Rep. Raul Grijalva (D-AZ) called the proposed rule "much too weak."
"I am pleased to discover that several western states completely agree with me," Grijalva said. "Throughout their court arguments, the states point out that they have much stronger regulations than BLM, which means that companies in those states can keep going on with their business as usual, regardless of risks they might be posing to our air, water, health and to the equity of homeowners throughout many of those lands.
"That's a problem. The federal government should be raising the bar, not settling for the lowest common denominator. The rule is necessary and will some benefits, particularly in states that don't have robust rules, but we should be doing more."
Grijalva said he also thought the states and the industry should be thanking the BLM "for issuing a rule that will have very little impact in the field and cost almost nothing," and Congress "for leaving in place the loopholes that exempt them from a number of our fundamental environmental laws.
"No, instead they're complaining that the rule is too confusing, redundant and expensive...never mind that the rule allows states to continue to regulate as they wish [and] actually simplifies requirements for companies in some cases.
"The industry creates confusion. It invents unrealistic costs, and then their allies on the Hill rush to their defense. This rule does not do as much as it should, but it also doesn't do half of what the Republicans claim. The rule does not do as much as I would like it to, but it is much better than nothing. And that is what the majority would actually have us do -- nothing."
Disagreement Over Costs
Kornze said each well drilled by a major operator costs $5-10 million, and that a regulatory impact analysis conducted by the bureau had determined the average cost per well to comply with the proposed rule was approximately $11,000.
"We have a team of very accomplished economists that look at publically available information, that work with our engineers in the field, and use our knowledge from the ground," Kornze said, when asked how the bureau determined the costs. "They look at publications from journals that take information from the EIA [U.S. Energy Information Administration]. They look at API [American Petroleum Institute] documents. These are professional documents that are put together with some significant effort and significant review, including at the Office of Management and Budget, where economists look at them over there.
"We feel very good about the product that we've put forward."
But Lloyd Hetrick, operations engineering adviser for Newfield Exploration Co., said the BLM was underestimating the costs.
"That wouldn't apply to my company," Hetrick said of the $11,000 figure. "The amount of additional time on the front end to prepare the application would easily surpass that.
"There are operational uncertainties that have a much greater dollar value, anywhere from a few hours of operational downtime -- which could be tens of thousands of dollars an hour -- all the way up to the costs of a well that we drilled, but were not allowed to complete using fracking because we couldn't provide either the records for the cementing assurances, or we had a disagreement on a cement evaluation law."

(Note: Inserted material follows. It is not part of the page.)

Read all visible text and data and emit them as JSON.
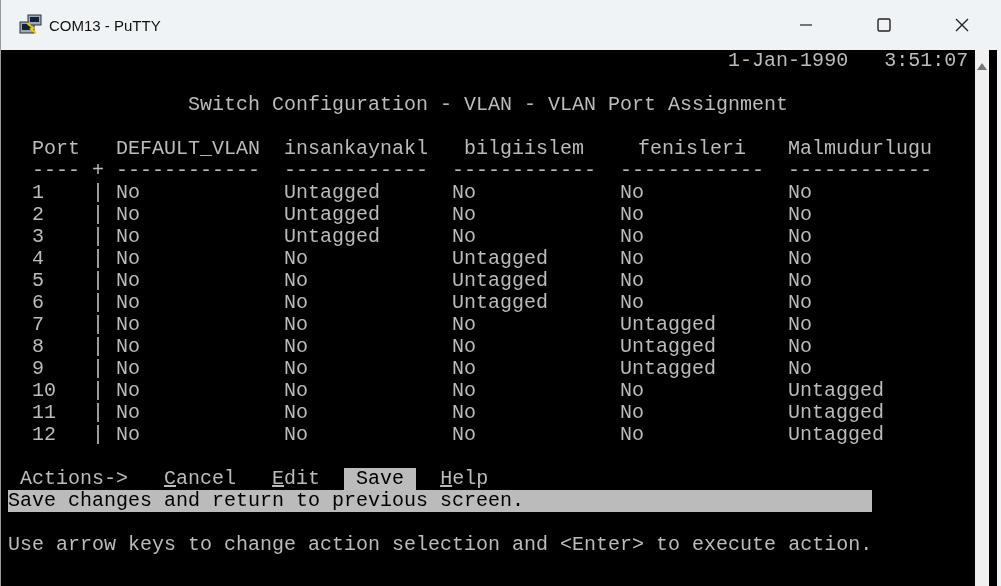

Kornze added that the BLM did not "give grades" to the states for their oil and gas regulatory regimens.
"We looked at what best management practices are," Kornze said. "We took in 1.5 million public comments on this rule, and we had two draft versions for the world to work on with us. We took a holistic view about where has industry gone, where have best practices gone, and what should a basic floor be in terms of standards for federal lands."